Dynamics of development can be followed by confocal time-lapse microscopy of live transgenic zebrafish embryos expressing fluorescence in specific tissues or cells. A difficulty with imaging whole embryo development is that zebrafish embryos grow substantially in length. When mounted as regularly done in 0.3-1% low melt agarose, the agarose imposes growth restriction, leading to distortions in the soft embryo body. Yet, to perform confocal time-lapse microscopy, the embryo must be immobilized. This article describes a layered mounting method for zebrafish embryos that restrict the motility of the embryos while allowing for the unrestricted growth. The mounting is performed in layers of agarose at different concentrations. To demonstrate the usability of this method, whole embryo vascular, neuronal and muscle development was imaged in transgenic fish for 55 consecutive hours. This mounting method can be used for easy, low-cost imaging of whole zebrafish embryos using inverted microscopes without requirements of molds or special equipment.
- Confocal microscopy
- Developmental Biology
- Issue 155
ASJC Scopus subject areas
- Chemical Engineering(all)

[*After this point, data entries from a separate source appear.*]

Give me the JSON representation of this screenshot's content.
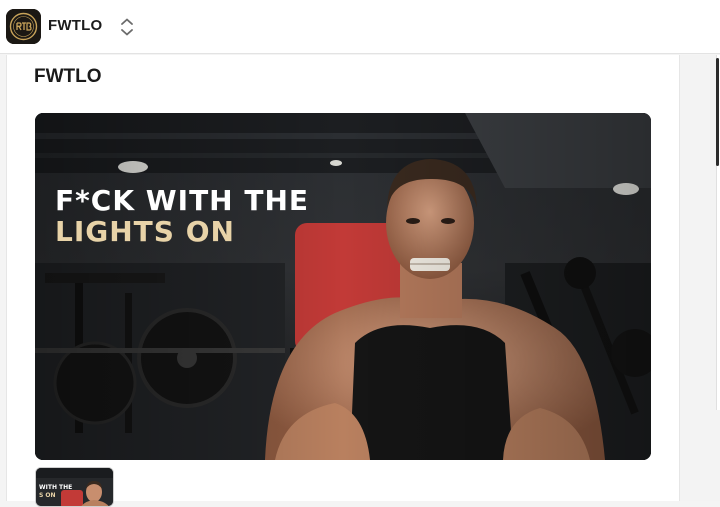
{
  "header": {
    "logo_icon": "rtb-logo-icon",
    "title": "FWTLO",
    "switcher_icon": "chevron-up-down-icon"
  },
  "page": {
    "title": "FWTLO"
  },
  "hero": {
    "line1": "F*CK WITH THE",
    "line2": "LIGHTS ON"
  },
  "thumbnail": {
    "line1": "WITH THE",
    "line2": "S ON"
  },
  "colors": {
    "accent_text": "#e8d3a8",
    "logo_gold": "#c9a45a"
  }
}
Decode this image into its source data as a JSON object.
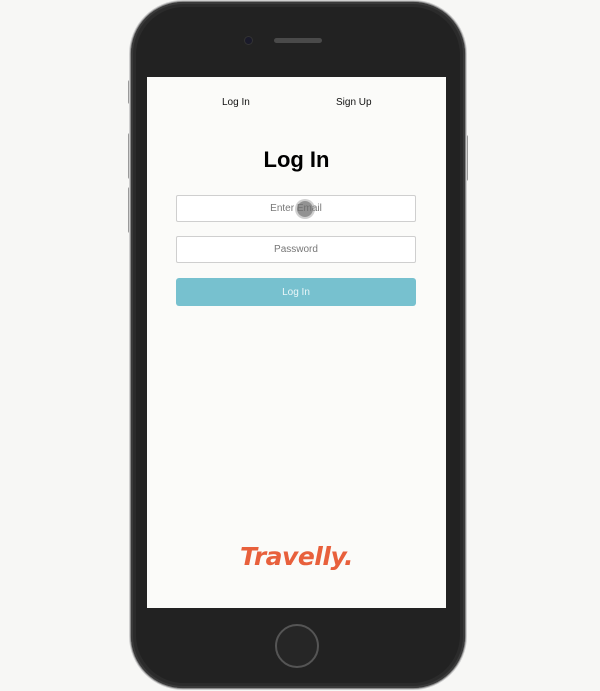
{
  "nav": {
    "login_label": "Log In",
    "signup_label": "Sign Up"
  },
  "main": {
    "title": "Log In",
    "email_placeholder": "Enter Email",
    "password_placeholder": "Password",
    "submit_label": "Log In"
  },
  "brand": {
    "logo_text": "Travelly.",
    "logo_color": "#e8603c",
    "button_color": "#77c1cf"
  }
}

- Biochemistry, Genetics and Molecular Biology(all)
- Immunology and Microbiology(all)